Items from a dataset:
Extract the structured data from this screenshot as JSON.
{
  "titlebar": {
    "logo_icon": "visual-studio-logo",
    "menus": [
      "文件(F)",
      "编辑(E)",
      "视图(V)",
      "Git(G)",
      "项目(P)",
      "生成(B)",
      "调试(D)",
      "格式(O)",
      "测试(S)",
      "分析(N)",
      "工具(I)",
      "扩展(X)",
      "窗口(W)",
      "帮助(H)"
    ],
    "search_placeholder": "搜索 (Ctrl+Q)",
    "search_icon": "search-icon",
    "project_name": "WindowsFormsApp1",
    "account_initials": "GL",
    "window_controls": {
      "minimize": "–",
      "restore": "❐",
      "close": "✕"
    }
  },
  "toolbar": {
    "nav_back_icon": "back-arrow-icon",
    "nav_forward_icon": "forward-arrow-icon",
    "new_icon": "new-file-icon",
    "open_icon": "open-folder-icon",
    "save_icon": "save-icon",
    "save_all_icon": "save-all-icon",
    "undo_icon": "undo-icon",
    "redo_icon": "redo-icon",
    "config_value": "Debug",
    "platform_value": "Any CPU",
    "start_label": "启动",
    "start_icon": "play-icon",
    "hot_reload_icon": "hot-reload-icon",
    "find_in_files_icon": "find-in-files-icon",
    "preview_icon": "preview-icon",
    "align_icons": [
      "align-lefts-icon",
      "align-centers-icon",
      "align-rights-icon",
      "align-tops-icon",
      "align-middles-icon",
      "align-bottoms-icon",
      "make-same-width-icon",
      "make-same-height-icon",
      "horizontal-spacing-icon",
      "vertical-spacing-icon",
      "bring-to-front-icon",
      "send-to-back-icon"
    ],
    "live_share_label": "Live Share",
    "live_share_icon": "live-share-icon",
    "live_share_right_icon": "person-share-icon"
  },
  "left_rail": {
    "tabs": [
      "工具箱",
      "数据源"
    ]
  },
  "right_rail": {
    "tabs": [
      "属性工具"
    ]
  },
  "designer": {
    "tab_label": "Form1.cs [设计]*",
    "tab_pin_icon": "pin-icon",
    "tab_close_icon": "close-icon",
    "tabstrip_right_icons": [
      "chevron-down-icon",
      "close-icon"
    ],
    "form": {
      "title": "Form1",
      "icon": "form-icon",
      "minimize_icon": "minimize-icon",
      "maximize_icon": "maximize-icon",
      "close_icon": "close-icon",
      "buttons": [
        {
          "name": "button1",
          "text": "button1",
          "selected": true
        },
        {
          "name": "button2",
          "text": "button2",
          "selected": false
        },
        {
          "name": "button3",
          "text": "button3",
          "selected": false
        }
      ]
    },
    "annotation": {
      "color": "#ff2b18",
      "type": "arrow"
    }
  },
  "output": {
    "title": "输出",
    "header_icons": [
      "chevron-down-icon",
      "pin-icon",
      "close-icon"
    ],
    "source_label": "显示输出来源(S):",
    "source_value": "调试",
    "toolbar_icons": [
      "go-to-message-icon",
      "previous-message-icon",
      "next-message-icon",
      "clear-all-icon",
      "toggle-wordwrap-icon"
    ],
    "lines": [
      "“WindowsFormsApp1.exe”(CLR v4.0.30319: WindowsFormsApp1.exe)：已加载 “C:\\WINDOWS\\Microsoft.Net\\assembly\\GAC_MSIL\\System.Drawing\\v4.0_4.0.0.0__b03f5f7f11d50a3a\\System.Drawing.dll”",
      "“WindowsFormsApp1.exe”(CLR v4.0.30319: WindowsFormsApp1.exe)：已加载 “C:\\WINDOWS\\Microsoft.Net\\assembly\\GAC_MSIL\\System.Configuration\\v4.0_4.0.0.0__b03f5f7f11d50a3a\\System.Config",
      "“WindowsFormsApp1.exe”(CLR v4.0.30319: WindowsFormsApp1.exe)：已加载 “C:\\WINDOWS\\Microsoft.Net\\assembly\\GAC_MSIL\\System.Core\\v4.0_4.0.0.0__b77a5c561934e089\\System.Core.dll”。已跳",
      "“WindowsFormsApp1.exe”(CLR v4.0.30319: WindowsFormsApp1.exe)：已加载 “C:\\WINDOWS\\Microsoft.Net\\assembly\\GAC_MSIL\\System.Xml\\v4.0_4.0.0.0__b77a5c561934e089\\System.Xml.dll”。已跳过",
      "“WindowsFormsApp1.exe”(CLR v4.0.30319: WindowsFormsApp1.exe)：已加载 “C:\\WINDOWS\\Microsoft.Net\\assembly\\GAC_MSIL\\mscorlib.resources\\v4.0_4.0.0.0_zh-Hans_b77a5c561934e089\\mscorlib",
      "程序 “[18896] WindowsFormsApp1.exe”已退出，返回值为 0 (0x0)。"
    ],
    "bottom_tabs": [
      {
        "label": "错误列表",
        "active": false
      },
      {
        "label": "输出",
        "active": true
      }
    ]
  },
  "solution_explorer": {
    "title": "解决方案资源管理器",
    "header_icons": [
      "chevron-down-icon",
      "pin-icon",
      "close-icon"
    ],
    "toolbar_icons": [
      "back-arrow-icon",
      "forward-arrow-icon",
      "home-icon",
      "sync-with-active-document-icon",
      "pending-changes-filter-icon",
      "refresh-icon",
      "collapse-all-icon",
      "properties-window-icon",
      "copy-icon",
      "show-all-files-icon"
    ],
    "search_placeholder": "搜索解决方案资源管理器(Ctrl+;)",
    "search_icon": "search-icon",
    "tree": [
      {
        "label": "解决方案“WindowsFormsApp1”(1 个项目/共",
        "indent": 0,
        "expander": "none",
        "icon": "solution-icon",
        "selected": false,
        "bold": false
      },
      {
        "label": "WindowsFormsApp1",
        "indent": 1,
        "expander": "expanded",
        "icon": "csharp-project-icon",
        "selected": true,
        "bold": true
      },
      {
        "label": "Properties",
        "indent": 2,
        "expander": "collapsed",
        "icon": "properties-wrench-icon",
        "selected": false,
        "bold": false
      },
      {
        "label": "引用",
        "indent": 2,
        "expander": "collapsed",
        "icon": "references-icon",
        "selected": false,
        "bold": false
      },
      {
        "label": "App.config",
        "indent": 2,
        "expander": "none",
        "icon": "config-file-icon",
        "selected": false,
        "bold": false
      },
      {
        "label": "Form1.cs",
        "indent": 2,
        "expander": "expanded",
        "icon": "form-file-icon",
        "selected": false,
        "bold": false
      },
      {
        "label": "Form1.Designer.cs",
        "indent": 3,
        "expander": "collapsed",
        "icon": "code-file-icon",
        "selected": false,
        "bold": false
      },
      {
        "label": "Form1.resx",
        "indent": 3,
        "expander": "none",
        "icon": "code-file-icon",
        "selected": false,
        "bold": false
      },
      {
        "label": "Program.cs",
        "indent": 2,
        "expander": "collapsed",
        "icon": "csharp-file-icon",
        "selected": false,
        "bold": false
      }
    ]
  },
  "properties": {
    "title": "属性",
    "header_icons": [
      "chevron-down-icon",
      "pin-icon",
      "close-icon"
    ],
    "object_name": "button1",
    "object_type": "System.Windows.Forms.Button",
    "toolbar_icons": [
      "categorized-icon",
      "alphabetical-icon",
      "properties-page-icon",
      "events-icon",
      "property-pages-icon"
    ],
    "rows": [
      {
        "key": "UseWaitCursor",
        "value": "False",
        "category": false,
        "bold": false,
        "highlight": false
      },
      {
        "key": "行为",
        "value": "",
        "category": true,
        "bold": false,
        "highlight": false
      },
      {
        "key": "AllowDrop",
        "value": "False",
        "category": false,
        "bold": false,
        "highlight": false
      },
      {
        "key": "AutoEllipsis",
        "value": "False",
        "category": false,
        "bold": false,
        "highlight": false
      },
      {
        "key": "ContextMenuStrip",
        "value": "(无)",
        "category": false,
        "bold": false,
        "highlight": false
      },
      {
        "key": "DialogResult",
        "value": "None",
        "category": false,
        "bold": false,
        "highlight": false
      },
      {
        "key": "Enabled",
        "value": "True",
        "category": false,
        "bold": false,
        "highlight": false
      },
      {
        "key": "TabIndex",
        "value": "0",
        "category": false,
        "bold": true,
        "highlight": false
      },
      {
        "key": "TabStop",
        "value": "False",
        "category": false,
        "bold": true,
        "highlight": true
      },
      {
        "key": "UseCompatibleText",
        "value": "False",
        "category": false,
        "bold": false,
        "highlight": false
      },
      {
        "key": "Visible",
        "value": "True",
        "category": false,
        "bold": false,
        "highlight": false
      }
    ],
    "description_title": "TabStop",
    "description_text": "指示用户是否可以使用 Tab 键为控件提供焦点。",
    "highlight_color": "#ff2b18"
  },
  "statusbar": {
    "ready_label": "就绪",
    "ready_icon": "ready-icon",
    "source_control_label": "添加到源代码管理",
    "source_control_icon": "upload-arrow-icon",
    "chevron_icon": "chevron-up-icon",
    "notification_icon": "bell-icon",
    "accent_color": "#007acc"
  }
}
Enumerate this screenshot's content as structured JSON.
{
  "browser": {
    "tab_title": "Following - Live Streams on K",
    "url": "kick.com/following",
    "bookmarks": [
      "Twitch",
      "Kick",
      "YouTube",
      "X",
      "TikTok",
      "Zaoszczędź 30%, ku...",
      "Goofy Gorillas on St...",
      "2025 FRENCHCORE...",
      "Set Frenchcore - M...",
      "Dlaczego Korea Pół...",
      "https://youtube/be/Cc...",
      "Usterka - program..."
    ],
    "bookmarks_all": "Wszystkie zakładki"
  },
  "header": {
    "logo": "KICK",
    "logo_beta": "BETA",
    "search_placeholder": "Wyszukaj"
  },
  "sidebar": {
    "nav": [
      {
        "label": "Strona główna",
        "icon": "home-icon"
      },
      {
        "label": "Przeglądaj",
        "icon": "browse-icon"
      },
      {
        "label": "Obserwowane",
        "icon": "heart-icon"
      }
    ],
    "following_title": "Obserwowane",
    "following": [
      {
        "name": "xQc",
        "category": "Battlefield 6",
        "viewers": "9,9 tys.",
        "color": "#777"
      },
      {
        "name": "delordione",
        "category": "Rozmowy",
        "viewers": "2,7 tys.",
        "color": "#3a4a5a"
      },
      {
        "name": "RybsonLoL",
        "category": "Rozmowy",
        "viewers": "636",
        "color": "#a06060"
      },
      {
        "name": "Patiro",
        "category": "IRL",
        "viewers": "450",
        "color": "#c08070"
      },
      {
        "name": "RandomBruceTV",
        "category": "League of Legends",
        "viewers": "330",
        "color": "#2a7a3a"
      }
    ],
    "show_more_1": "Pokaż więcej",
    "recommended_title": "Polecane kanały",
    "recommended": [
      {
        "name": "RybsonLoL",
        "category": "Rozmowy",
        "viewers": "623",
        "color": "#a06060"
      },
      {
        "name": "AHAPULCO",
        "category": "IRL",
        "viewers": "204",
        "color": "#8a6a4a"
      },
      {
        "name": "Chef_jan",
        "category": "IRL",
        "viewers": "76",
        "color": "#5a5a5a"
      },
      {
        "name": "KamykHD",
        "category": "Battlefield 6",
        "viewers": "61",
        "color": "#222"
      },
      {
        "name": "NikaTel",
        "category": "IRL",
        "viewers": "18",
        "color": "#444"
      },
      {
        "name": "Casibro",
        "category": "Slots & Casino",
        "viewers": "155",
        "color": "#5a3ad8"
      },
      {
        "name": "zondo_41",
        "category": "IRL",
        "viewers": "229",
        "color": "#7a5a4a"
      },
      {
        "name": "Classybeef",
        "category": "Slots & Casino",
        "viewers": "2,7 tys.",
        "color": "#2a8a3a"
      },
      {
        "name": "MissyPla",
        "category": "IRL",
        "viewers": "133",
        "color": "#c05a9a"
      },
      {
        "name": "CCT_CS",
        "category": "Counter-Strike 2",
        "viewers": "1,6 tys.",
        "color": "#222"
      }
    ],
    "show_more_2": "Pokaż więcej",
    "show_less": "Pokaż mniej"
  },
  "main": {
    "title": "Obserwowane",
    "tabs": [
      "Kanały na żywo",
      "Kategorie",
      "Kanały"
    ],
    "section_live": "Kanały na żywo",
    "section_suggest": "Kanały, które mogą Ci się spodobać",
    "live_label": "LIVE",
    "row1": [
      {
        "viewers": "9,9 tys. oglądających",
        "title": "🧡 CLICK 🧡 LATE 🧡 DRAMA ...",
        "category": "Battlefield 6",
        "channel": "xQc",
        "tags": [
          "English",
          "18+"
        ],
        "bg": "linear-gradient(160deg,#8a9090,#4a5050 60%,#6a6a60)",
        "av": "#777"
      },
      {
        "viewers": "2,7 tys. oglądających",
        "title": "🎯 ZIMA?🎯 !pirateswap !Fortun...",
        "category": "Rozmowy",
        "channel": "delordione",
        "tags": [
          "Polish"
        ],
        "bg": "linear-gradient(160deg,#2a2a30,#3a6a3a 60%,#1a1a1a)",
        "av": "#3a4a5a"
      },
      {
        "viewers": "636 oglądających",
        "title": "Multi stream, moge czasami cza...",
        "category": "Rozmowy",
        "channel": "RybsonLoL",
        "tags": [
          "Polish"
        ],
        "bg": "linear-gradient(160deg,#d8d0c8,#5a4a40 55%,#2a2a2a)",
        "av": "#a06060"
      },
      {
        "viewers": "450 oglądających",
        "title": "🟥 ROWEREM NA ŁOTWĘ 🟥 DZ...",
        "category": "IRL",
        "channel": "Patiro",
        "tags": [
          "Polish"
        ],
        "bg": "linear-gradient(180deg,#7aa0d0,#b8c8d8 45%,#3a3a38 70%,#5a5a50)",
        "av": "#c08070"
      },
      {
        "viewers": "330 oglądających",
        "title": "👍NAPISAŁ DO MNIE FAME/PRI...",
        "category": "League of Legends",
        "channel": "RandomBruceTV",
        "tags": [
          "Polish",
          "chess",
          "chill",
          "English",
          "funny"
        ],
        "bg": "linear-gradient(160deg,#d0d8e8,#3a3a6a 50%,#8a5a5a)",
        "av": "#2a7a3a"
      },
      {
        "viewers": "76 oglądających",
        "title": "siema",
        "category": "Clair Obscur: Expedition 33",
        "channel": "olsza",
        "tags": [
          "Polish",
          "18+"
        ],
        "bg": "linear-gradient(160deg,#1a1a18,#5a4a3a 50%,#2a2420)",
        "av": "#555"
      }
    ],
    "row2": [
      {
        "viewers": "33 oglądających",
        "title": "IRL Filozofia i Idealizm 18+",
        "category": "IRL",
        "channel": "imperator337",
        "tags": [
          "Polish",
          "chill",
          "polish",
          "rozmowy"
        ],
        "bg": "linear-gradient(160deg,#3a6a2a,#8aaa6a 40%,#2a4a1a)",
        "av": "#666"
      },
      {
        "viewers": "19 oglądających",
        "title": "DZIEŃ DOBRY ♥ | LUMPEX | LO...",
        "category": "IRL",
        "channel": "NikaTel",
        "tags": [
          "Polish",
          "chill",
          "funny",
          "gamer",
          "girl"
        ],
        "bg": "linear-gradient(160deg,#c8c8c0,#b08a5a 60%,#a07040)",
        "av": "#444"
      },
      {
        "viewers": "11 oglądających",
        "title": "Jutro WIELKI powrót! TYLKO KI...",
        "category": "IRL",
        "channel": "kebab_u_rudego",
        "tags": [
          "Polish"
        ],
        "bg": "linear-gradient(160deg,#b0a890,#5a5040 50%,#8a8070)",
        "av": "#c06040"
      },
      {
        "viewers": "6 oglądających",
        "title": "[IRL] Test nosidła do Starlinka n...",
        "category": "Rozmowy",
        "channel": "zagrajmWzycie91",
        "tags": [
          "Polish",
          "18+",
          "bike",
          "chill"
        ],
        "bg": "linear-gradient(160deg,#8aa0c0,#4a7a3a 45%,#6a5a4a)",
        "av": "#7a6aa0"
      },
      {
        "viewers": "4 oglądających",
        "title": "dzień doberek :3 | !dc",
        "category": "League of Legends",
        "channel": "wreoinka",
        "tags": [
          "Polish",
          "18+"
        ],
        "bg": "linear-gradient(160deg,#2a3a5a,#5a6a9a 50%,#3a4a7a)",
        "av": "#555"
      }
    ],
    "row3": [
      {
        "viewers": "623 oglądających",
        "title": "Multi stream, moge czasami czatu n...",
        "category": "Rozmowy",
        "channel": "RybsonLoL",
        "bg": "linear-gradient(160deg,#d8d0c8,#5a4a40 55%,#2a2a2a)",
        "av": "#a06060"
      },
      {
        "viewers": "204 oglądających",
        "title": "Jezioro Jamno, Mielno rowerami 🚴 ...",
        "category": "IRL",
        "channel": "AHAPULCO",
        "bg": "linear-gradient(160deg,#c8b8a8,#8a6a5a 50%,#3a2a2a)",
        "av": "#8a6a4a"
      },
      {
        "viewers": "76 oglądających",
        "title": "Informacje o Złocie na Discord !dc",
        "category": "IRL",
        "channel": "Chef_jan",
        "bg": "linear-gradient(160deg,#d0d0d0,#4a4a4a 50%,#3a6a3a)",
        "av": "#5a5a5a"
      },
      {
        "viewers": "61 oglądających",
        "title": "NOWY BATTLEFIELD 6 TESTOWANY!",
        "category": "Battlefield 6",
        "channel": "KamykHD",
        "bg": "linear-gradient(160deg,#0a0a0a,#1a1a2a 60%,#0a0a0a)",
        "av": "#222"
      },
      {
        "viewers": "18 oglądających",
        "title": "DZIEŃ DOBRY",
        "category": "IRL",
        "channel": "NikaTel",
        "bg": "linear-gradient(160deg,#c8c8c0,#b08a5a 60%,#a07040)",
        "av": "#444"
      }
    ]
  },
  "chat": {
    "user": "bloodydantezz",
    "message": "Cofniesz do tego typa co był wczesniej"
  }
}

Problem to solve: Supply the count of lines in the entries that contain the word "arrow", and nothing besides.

Result: 6